1. While we often present inequality in child health outcomes by income or asset groupings (for comparability across countries) these are not the inequalities that are the primary drivers of poor child health. Rather it is the structural drivers -- for example, gender, ethnicity, indigenous group, rural/urban, region, and religion -- that lead to power imbalances that perpetuate poor child health. The structural drivers are the ones to be tackled by policies.
2. But which policies? We cannot expect health policies alone to tackle structural drivers of inequalities. But we cannot allow them to ignore them either. So, how to organise the elements of a strategy to address inequities in child health? On one axis, put health policies and non-health policies. On the other axis, place policies that work within existing rules of the game and those that seek to transform the rules. Examples:

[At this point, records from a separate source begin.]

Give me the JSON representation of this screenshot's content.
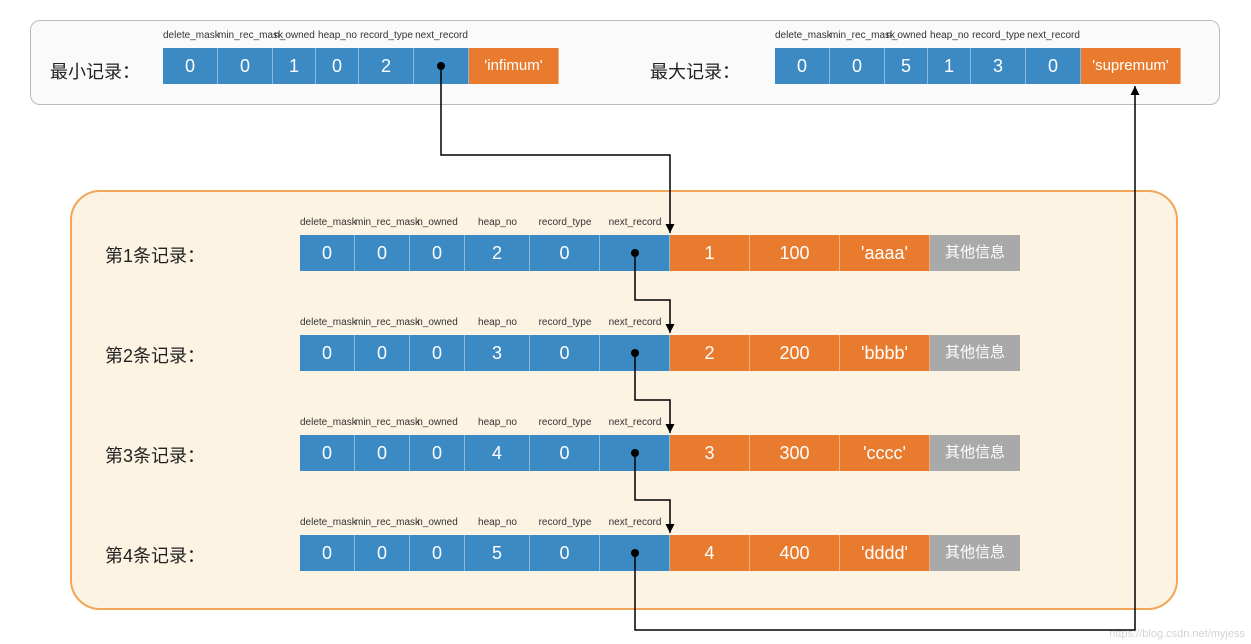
{
  "headers": [
    "delete_mask",
    "min_rec_mask",
    "n_owned",
    "heap_no",
    "record_type",
    "next_record"
  ],
  "top_min": {
    "label": "最小记录：",
    "cells": [
      "0",
      "0",
      "1",
      "0",
      "2",
      ""
    ],
    "tag": "'infimum'"
  },
  "top_max": {
    "label": "最大记录：",
    "cells": [
      "0",
      "0",
      "5",
      "1",
      "3",
      "0"
    ],
    "tag": "'supremum'"
  },
  "rows": [
    {
      "label": "第1条记录：",
      "cells": [
        "0",
        "0",
        "0",
        "2",
        "0",
        ""
      ],
      "data": [
        "1",
        "100",
        "'aaaa'"
      ],
      "extra": "其他信息"
    },
    {
      "label": "第2条记录：",
      "cells": [
        "0",
        "0",
        "0",
        "3",
        "0",
        ""
      ],
      "data": [
        "2",
        "200",
        "'bbbb'"
      ],
      "extra": "其他信息"
    },
    {
      "label": "第3条记录：",
      "cells": [
        "0",
        "0",
        "0",
        "4",
        "0",
        ""
      ],
      "data": [
        "3",
        "300",
        "'cccc'"
      ],
      "extra": "其他信息"
    },
    {
      "label": "第4条记录：",
      "cells": [
        "0",
        "0",
        "0",
        "5",
        "0",
        ""
      ],
      "data": [
        "4",
        "400",
        "'dddd'"
      ],
      "extra": "其他信息"
    }
  ],
  "watermark": "https://blog.csdn.net/myjess"
}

* Health policies working within the rules -- outreach to scheduled castes in India to increase the likelihood of newborns being breastfed within one hour of life

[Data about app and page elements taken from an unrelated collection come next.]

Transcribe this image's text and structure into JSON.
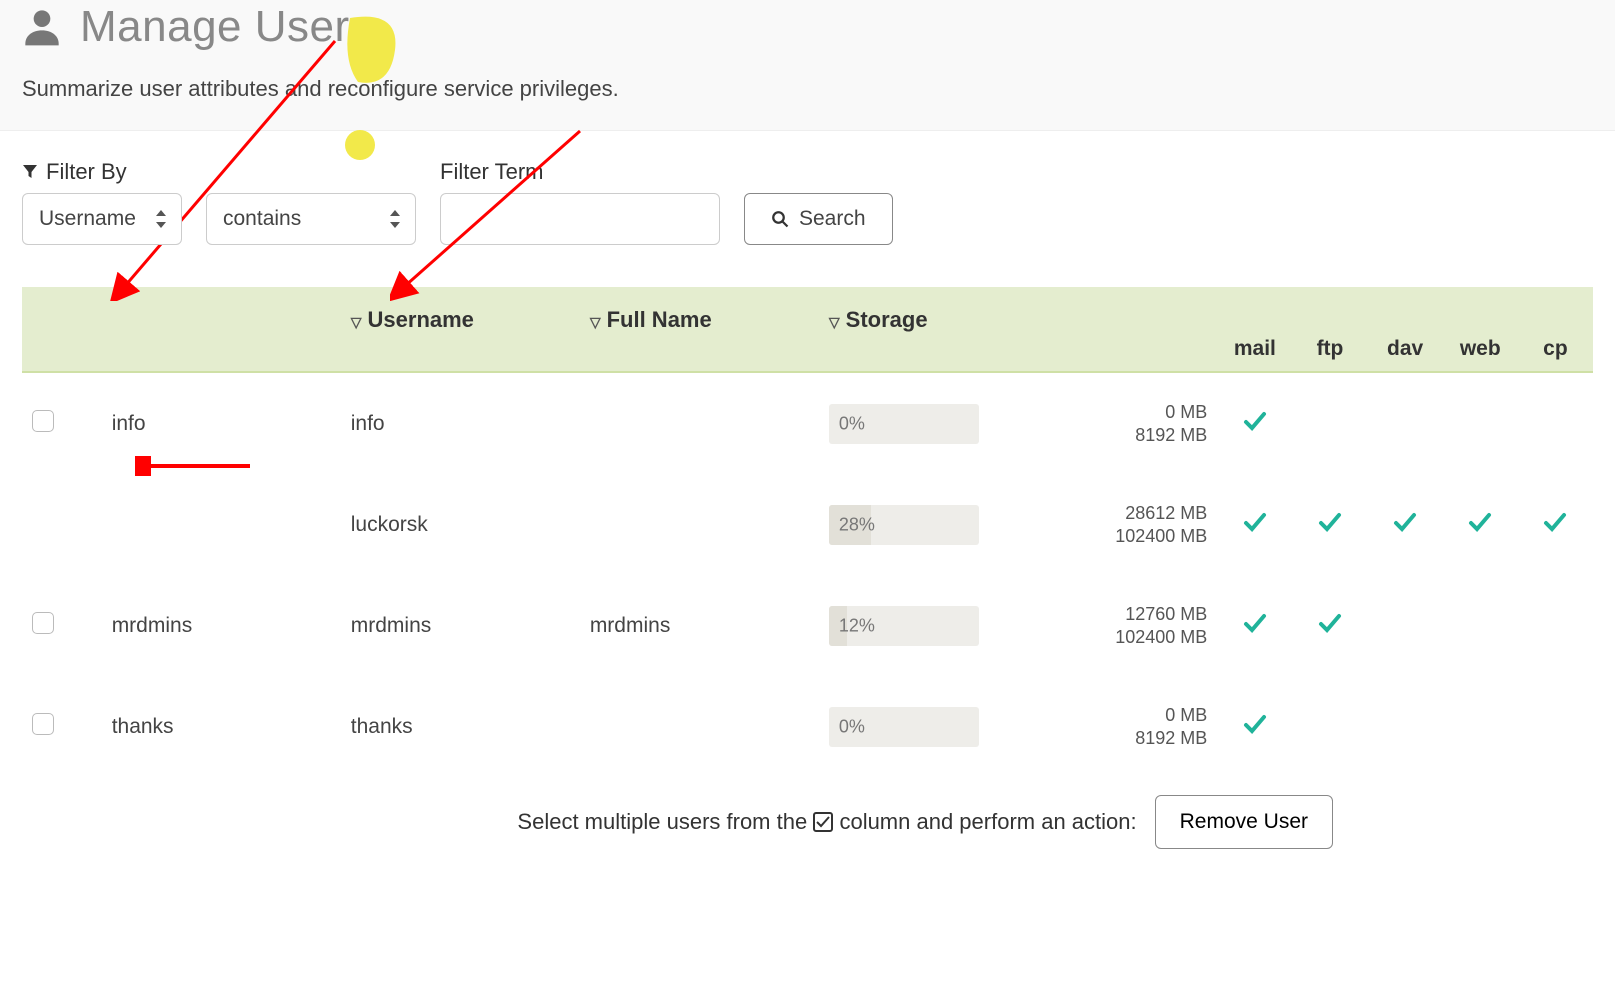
{
  "header": {
    "title": "Manage Users",
    "subtitle": "Summarize user attributes and reconfigure service privileges."
  },
  "filter": {
    "label": "Filter By",
    "field_select": "Username",
    "op_select": "contains",
    "term_label": "Filter Term",
    "term_value": "",
    "search_label": "Search"
  },
  "columns": {
    "username": "Username",
    "fullname": "Full Name",
    "storage": "Storage",
    "services": [
      "mail",
      "ftp",
      "dav",
      "web",
      "cp"
    ]
  },
  "rows": [
    {
      "checkbox": true,
      "name": "info",
      "username": "info",
      "fullname": "",
      "pct_text": "0%",
      "pct_fill": 0,
      "used": "0 MB",
      "total": "8192 MB",
      "svc": {
        "mail": true,
        "ftp": false,
        "dav": false,
        "web": false,
        "cp": false
      }
    },
    {
      "checkbox": false,
      "name": "",
      "username": "luckorsk",
      "fullname": "",
      "pct_text": "28%",
      "pct_fill": 28,
      "used": "28612 MB",
      "total": "102400 MB",
      "svc": {
        "mail": true,
        "ftp": true,
        "dav": true,
        "web": true,
        "cp": true
      }
    },
    {
      "checkbox": true,
      "name": "mrdmins",
      "username": "mrdmins",
      "fullname": "mrdmins",
      "pct_text": "12%",
      "pct_fill": 12,
      "used": "12760 MB",
      "total": "102400 MB",
      "svc": {
        "mail": true,
        "ftp": true,
        "dav": false,
        "web": false,
        "cp": false
      }
    },
    {
      "checkbox": true,
      "name": "thanks",
      "username": "thanks",
      "fullname": "",
      "pct_text": "0%",
      "pct_fill": 0,
      "used": "0 MB",
      "total": "8192 MB",
      "svc": {
        "mail": true,
        "ftp": false,
        "dav": false,
        "web": false,
        "cp": false
      }
    }
  ],
  "footer": {
    "text_pre": "Select multiple users from the ",
    "text_post": " column and perform an action:",
    "remove_label": "Remove User"
  },
  "colors": {
    "accent": "#20b39a",
    "header_bg": "#e4edcf"
  }
}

* Health policies transforming the rules--social audits of health facilities by intended beneficiaries
* Non-health policies working within the rules -- employment policies that are more compatible with child care
* Non-health policies transforming the rules -- more progressive tax regimes that fund universal access

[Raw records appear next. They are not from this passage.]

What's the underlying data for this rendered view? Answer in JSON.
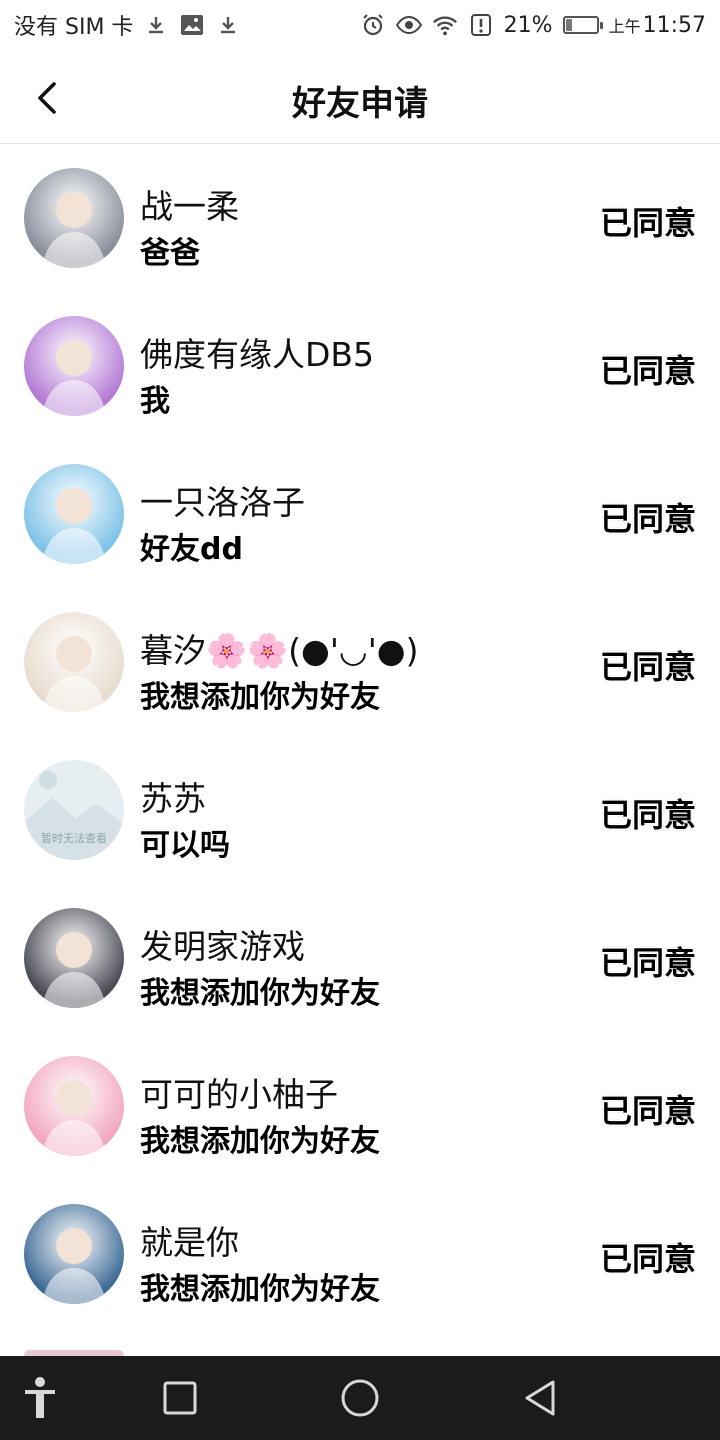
{
  "status_bar": {
    "carrier": "没有 SIM 卡",
    "battery_percent": "21%",
    "time_prefix": "上午",
    "time": "11:57",
    "battery_level": 0.21,
    "icons": [
      "download-icon",
      "image-icon",
      "download-icon",
      "alarm-icon",
      "eye-icon",
      "wifi-icon",
      "alert-icon",
      "battery-icon"
    ]
  },
  "header": {
    "title": "好友申请",
    "back_icon": "chevron-left-icon"
  },
  "requests": [
    {
      "name": "战一柔",
      "message": "爸爸",
      "status": "已同意",
      "avatar_color": "#8a8f9c"
    },
    {
      "name": "佛度有缘人DB5",
      "message": "我",
      "status": "已同意",
      "avatar_color": "#b57ad6"
    },
    {
      "name": "一只洛洛子",
      "message": "好友dd",
      "status": "已同意",
      "avatar_color": "#7ec3e8"
    },
    {
      "name": "暮汐🌸🌸(●'◡'●)",
      "message": "我想添加你为好友",
      "status": "已同意",
      "avatar_color": "#e8dccf"
    },
    {
      "name": "苏苏",
      "message": "可以吗",
      "status": "已同意",
      "avatar_color": "#e3ecf1",
      "placeholder_text": "暂时无法查看"
    },
    {
      "name": "发明家游戏",
      "message": "我想添加你为好友",
      "status": "已同意",
      "avatar_color": "#4a4a55"
    },
    {
      "name": "可可的小柚子",
      "message": "我想添加你为好友",
      "status": "已同意",
      "avatar_color": "#f2a7c0"
    },
    {
      "name": "就是你",
      "message": "我想添加你为好友",
      "status": "已同意",
      "avatar_color": "#3e6b96"
    }
  ],
  "nav_bar": {
    "icons": [
      "accessibility-icon",
      "recents-icon",
      "home-icon",
      "back-icon"
    ]
  }
}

These policies can also interact positively -- for example, rights based approaches are not health specific but can be used by health advocates to lobby for the abolition of user fees.
3. Does this go far enough? Many thought that this approach was still too instrumental--the reduction of inequality is treated simply a means to an end rather than something with intrinsic value. I agree with this view, and there was some consensus that we should be more focused on justice -- the key indicator of injustice being group differences in health outcomes by socially constructed group. Some of my IDS and ActionAid colleagues have written a terrific set of briefs on the interplay of redistribution (the allocation of resources between groups), recognition (the right to be recognised in and on one's own terms) and representation (the democratisation of information and agency) which gets to the heart of the new social justice agenda.
4. As many commentators noted, women's agency is vital to combating child health inequalities. Andrea Cornwall and Jenny Edwards have just released a new IDS Bulletin --well worth a read--on Negotiating Empowerment drawn from a DFID research programme hosted by IDS: "This IDS Bulletin draws out some of the dilemmas around women's empowerment: choices, negotiations, narratives and contexts of women's lived experience. It shows that empowerment is a complex process that requires more than the quick and easy solutions offered by development agencies (who need to have a deeper understanding of what makes change happen in women's lives). The issue draws on the work of an international network of researchers - the Research Programme Consortium Pathways of Women's Empowerment (‘Pathways') - and brings fresh empirical and conceptual insights to development academics and policy actors".
5. Finally, perhaps the biggest inequality is the attention given to inequality in recent years. Inequality is not a dirty word, but it is a slippery one. In a world where high carbon growth and weak financial regulation have generated huge negative externalities for those who can least bear them, it is not surprising that we hear more about justice and injustice. Is there something intrinsically more human and universal about the notion of "justice"? I'd like to hear from you on that.